Books on Prescription - The Reading Agency
'Kite Spirit' (Macmillan Children's Books)
'An outstandingly beautiful story about a girl coping with her friend’s death. 'Sita Brahmachari’s haunting novel set amidst the rugged beauty of the Lake District is perfectly pitched and written with the utmost sensitivity and truly charm, this is a book to read and treasure, to gain wisdom and understanding, and to comfort and console. Kite Spirit is a masterclass in wise and sympathetic storytelling and a superbly constructed lesson in the joys of friendship, the human heart’s ability to heal itself and the importance of acceptance and renewal. A moving and unmissable treat for both teens and adults
Pam Norfolk - Lancashire Evening Post
Books on Prescription scheme
I was so happy that The Reading Agency have selected 'Kite Spirit' amongst a wonderful list of books as part of their vital Books on Prescription scheme launched by Libraries up and down the country on April 12th. Public and school Libraries now display a shelf of these books (a selection of fiction and non-fiction titles) which have been chosen by an eminent team of health professionals to help young adults navigate their way through some complex questions.
I have often found solace in reading. The private relationship between a book and the reader can create a safe world in which to explore thoughts and ideas that a young person might find it difficult to express to anyone. Yet through empathising with another's story one can begin to learn to articulate one's own emotional world.
On the healing power of books

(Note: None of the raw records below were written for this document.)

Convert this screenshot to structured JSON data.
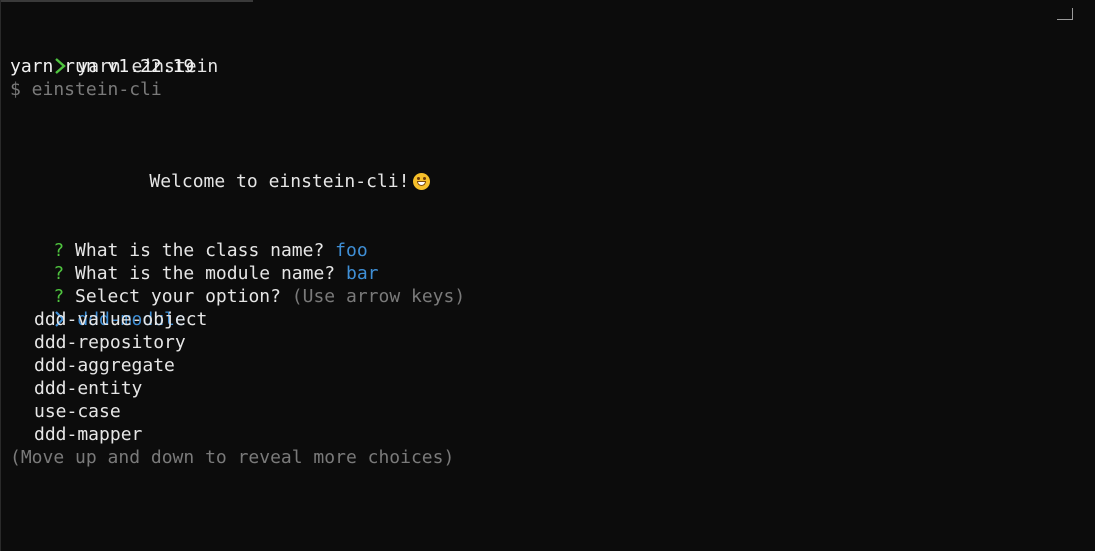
{
  "terminal": {
    "prompt_command": "yarn einstein",
    "yarn_version_line": "yarn run v1.22.19",
    "script_line": "$ einstein-cli",
    "welcome_text": "Welcome to einstein-cli!",
    "welcome_emoji": "grinning-face-icon",
    "questions": [
      {
        "mark": "?",
        "text": "What is the class name?",
        "answer": "foo"
      },
      {
        "mark": "?",
        "text": "What is the module name?",
        "answer": "bar"
      },
      {
        "mark": "?",
        "text": "Select your option?",
        "hint": "(Use arrow keys)"
      }
    ],
    "options": [
      {
        "label": "ddd-module",
        "selected": true
      },
      {
        "label": "ddd-value-object",
        "selected": false
      },
      {
        "label": "ddd-repository",
        "selected": false
      },
      {
        "label": "ddd-aggregate",
        "selected": false
      },
      {
        "label": "ddd-entity",
        "selected": false
      },
      {
        "label": "use-case",
        "selected": false
      },
      {
        "label": "ddd-mapper",
        "selected": false
      }
    ],
    "footer_hint": "(Move up and down to reveal more choices)"
  },
  "colors": {
    "background": "#0c0c0c",
    "prompt_chevron": "#4fc43f",
    "answer": "#3f8fd6",
    "dim_text": "#7a7a7a",
    "question_mark": "#4fc43f"
  }
}
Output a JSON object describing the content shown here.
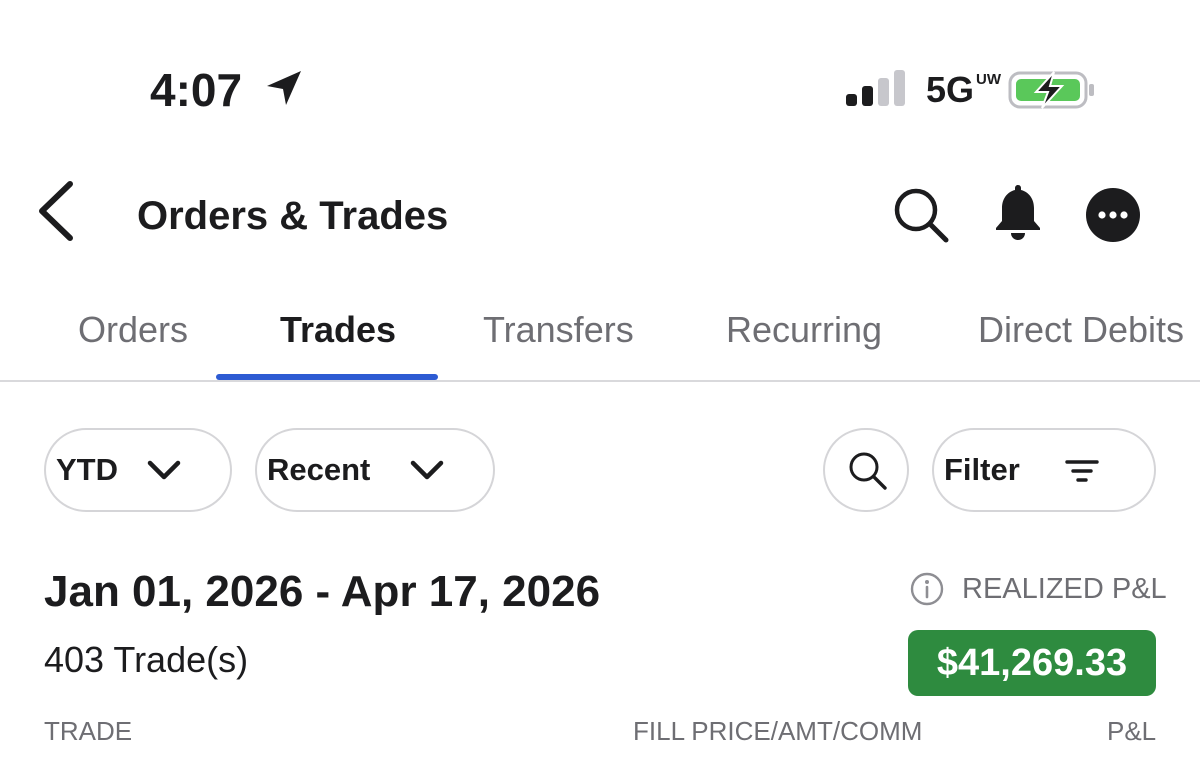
{
  "status_bar": {
    "time": "4:07",
    "network": "5G",
    "network_sup": "UW",
    "icons": [
      "location-arrow-icon",
      "signal-bars-icon",
      "battery-charging-icon"
    ]
  },
  "header": {
    "title": "Orders & Trades",
    "icons": [
      "back-chevron-icon",
      "search-icon",
      "bell-icon",
      "more-icon"
    ]
  },
  "tabs": [
    {
      "label": "Orders",
      "active": false
    },
    {
      "label": "Trades",
      "active": true
    },
    {
      "label": "Transfers",
      "active": false
    },
    {
      "label": "Recurring",
      "active": false
    },
    {
      "label": "Direct Debits",
      "active": false
    }
  ],
  "filters": {
    "period": "YTD",
    "sort": "Recent",
    "filter_label": "Filter",
    "icons": [
      "chevron-down-icon",
      "search-icon",
      "filter-lines-icon"
    ]
  },
  "summary": {
    "date_range": "Jan 01, 2026 - Apr 17, 2026",
    "trade_count": "403 Trade(s)",
    "realized_label": "REALIZED P&L",
    "realized_value": "$41,269.33",
    "positive_color": "#2e8b3f"
  },
  "columns": {
    "trade": "TRADE",
    "fill": "FILL PRICE/AMT/COMM",
    "pnl": "P&L"
  },
  "colors": {
    "accent": "#2d5bd3",
    "text": "#1c1c1e",
    "muted": "#6e6e73"
  }
}
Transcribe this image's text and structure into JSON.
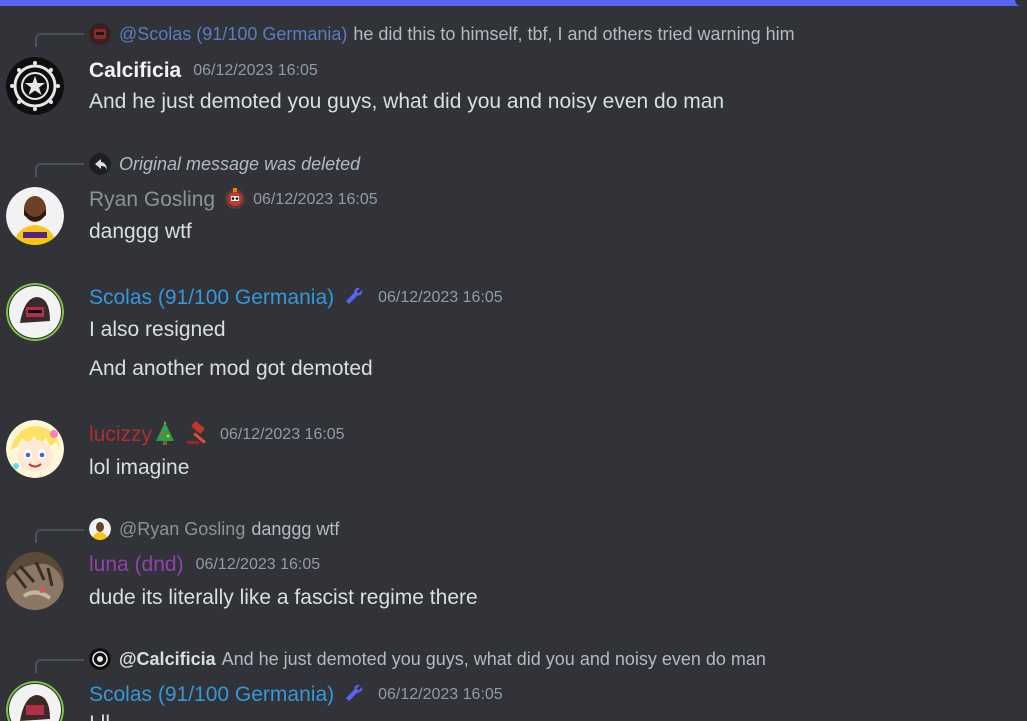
{
  "messages": [
    {
      "reply": {
        "mention": "@Scolas (91/100 Germania)",
        "text": "he did this to himself, tbf, I and others tried warning him"
      },
      "author": "Calcificia",
      "author_color": "#f2f3f5",
      "timestamp": "06/12/2023 16:05",
      "lines": [
        "And he just demoted you guys, what did you and noisy even do man"
      ]
    },
    {
      "reply": {
        "text": "Original message was deleted"
      },
      "author": "Ryan Gosling",
      "author_color": "#8e9297",
      "timestamp": "06/12/2023 16:05",
      "lines": [
        "danggg wtf"
      ]
    },
    {
      "author": "Scolas (91/100 Germania)",
      "author_color": "#3498db",
      "timestamp": "06/12/2023 16:05",
      "lines": [
        "I also resigned",
        "And another mod got demoted"
      ]
    },
    {
      "author": "lucizzy",
      "author_color": "#b22f2f",
      "timestamp": "06/12/2023 16:05",
      "lines": [
        "lol imagine"
      ]
    },
    {
      "reply": {
        "mention": "@Ryan Gosling",
        "text": "danggg wtf"
      },
      "author": "luna (dnd)",
      "author_color": "#8e44ad",
      "timestamp": "06/12/2023 16:05",
      "lines": [
        "dude its literally like a fascist regime there"
      ]
    },
    {
      "reply": {
        "mention": "@Calcificia",
        "text": "And he just demoted you guys, what did you and noisy even do man"
      },
      "author": "Scolas (91/100 Germania)",
      "author_color": "#3498db",
      "timestamp": "06/12/2023 16:05",
      "lines": [
        "I ll"
      ]
    }
  ],
  "icons": {
    "mod_badge": "wrench-icon",
    "gavel_badge": "gavel-icon",
    "tree_emoji": "christmas-tree-icon",
    "reply_deleted": "reply-arrow-icon"
  },
  "colors": {
    "background": "#313338",
    "accent": "#5865f2",
    "mention_color": "#7289da"
  }
}
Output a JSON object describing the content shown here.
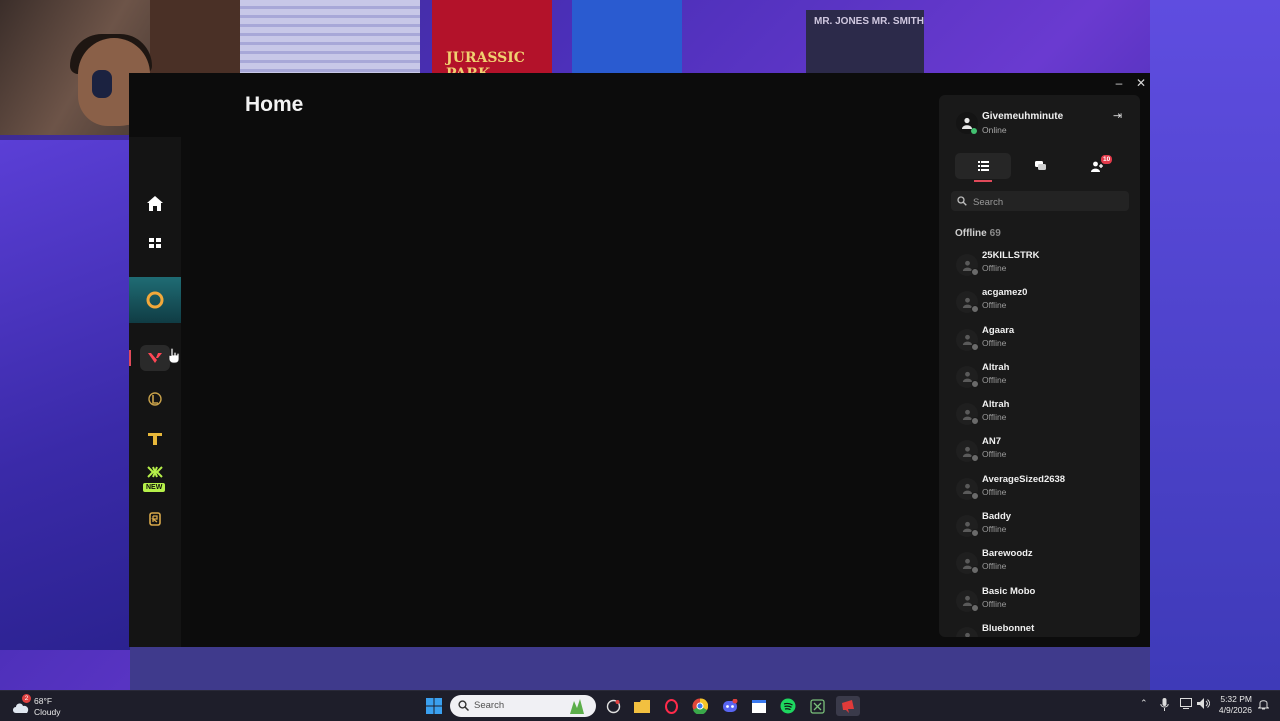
{
  "window": {
    "page_title": "Home",
    "minimize_label": "–",
    "close_label": "✕"
  },
  "sidebar": {
    "items": [
      {
        "name": "home",
        "icon": "home-icon"
      },
      {
        "name": "library",
        "icon": "grid-icon"
      },
      {
        "name": "riot-client-game",
        "icon": "ring-icon"
      },
      {
        "name": "valorant",
        "icon": "valorant-icon"
      },
      {
        "name": "league-of-legends",
        "icon": "league-icon"
      },
      {
        "name": "teamfight-tactics",
        "icon": "tft-icon"
      },
      {
        "name": "2xko",
        "icon": "2xko-icon",
        "badge": "NEW"
      },
      {
        "name": "legends-of-runeterra",
        "icon": "runeterra-icon"
      }
    ]
  },
  "friends": {
    "me": {
      "name": "Givemeuhminute",
      "status": "Online"
    },
    "tabs": [
      {
        "name": "friends-list",
        "icon": "list-icon"
      },
      {
        "name": "messages",
        "icon": "chat-icon"
      },
      {
        "name": "friend-requests",
        "icon": "add-friend-icon",
        "badge": "10"
      }
    ],
    "search_placeholder": "Search",
    "group": {
      "label": "Offline",
      "count": "69"
    },
    "list": [
      {
        "name": "25KILLSTRK",
        "status": "Offline"
      },
      {
        "name": "acgamez0",
        "status": "Offline"
      },
      {
        "name": "Agaara",
        "status": "Offline"
      },
      {
        "name": "Altrah",
        "status": "Offline"
      },
      {
        "name": "Altrah",
        "status": "Offline"
      },
      {
        "name": "AN7",
        "status": "Offline"
      },
      {
        "name": "AverageSized2638",
        "status": "Offline"
      },
      {
        "name": "Baddy",
        "status": "Offline"
      },
      {
        "name": "Barewoodz",
        "status": "Offline"
      },
      {
        "name": "Basic Mobo",
        "status": "Offline"
      },
      {
        "name": "Bluebonnet",
        "status": ""
      }
    ]
  },
  "taskbar": {
    "weather": {
      "temp": "68°F",
      "condition": "Cloudy",
      "badge": "2"
    },
    "search_placeholder": "Search",
    "clock": {
      "time": "5:32 PM",
      "date": "4/9/2026"
    }
  },
  "background": {
    "poster_text": "JURASSIC PARK",
    "poster2_text": "MR. JONES MR. SMITH"
  },
  "colors": {
    "accent": "#e04a5a",
    "online": "#42c070",
    "panel": "#191919",
    "window": "#0c0c0c"
  }
}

My late Dad was a GP. I often heard him say that when people came to the doctor's what was needed in many cases was not medicine but for people to have a meaningful engagement. To feel that their situation, feelings and anxieties have been recognised.... that attention had been given to their story. Many GP's today would love to be able to spend more time with their patients. One thing a book can provide is the space to explore at your own time at your own pace.
Organisations such as Young Minds are doing vital work in raising awareness about the extent of the crisis in Mental Health and Young People.
I wrote 'Kite Spirit' with a great deal of care, research and passion to tell a story about the profound pressure young people face in today's society to find a sense of peace and self worth. The book is told through the eyes of Kite who will wish all her life that her best friend could have found a voice or a container to speak about her feelings of sadness and depression.
When I visit schools to talk about 'Kite Spirit' I hold writing workshops with young people to encourage them to explore the themes of the book. Time and again schools have decided to use the writing that emerges from students as a basis from which to generate open discussion about the pressures young people face in today's society.
Perspective from Child and Adolescent Psychotherapist
Alessandra Marsoni (Child and Adolescent Psychotherapist, working for the Tavistock and Portman Foundation NHS Trust) commented on reading 'Kite Spirit':
'There is something very evocative in imagining the power of the kite, its spirit: there is a good spirit, when the kite flies confidently through the sky, its direction clearly determined by the wind. There can also be a bad spirit; the kite soars frantically,all direction lost. We all have both spirits in ourselves, one, to use Wordsworth’s words, “enables us to mount...and lifts us when fallen”, the other one brings us down with a “deadly weight”.
Young people, beginning to grapple with life and its complexities, are particularly prone to experiencing both states of mind. The fall can be so overwhelming as to obliterate the idea of a recovery, the kite ever flying again; or it can be seen as a painful stage which can be overcome. Through the story of Kite and Dawn, Sita Brahmachari vividly illustrates these two possibilities: Dawn experienced Wordsworth’s “deadly weight” so powerfully, she felt so alone with it, unable to speak, that death appeared like the only solution. By contrast, Kite, is able, thank to the support of her family and her friends, to go through the turmoil, the fall, but also to come out of it. Young people, like Kite and Dawn, have a lot to contend with, internally and externally (pressure of exams, university, finding a job...). The capacity to seek help, that of friends and family in the first instance but , at times, also professional help, is vital. As Sita writes in her initial note to the reader, “no matter how hard the fall there is always someone who can help....if...you have the courage to speak”.
That The Reading Agency recognise that 'Kite Spirit' can help to explore this sensitive subject means I hope that many more young people will find in their personal exploration of the book a safe place to go, to navigate their way through some of the difficult and tangled paths of living.
During my time as Book Trust Writer In Residence (2015) I championed the role of libraries and librarians in giving access to all readers. How tragic would it be if the threatened library system and the inadequate provisions of mental health services for young people meant that this collection of books and many others would not be available to a young person who could benefit from reading them?
I think my Dad would have seen great value in sending young people to the library with a prescription to read any of these wonderful books.
Books on Prescription @ReadingAgency #ReadingWell
Further Information on 'Kite Spirit'
'Kite Spirit' Book Trailer
'Kite Spirit' was nominated for the prestigious UKLA Book Award
'Kite Spirit' is an audio book recorded by the celebrated actress Juliet Stevenson
Sean Edward - a homage to the many roles a library serves
A historical look at the role of the school Library and Librarian. Interview with Pam Dix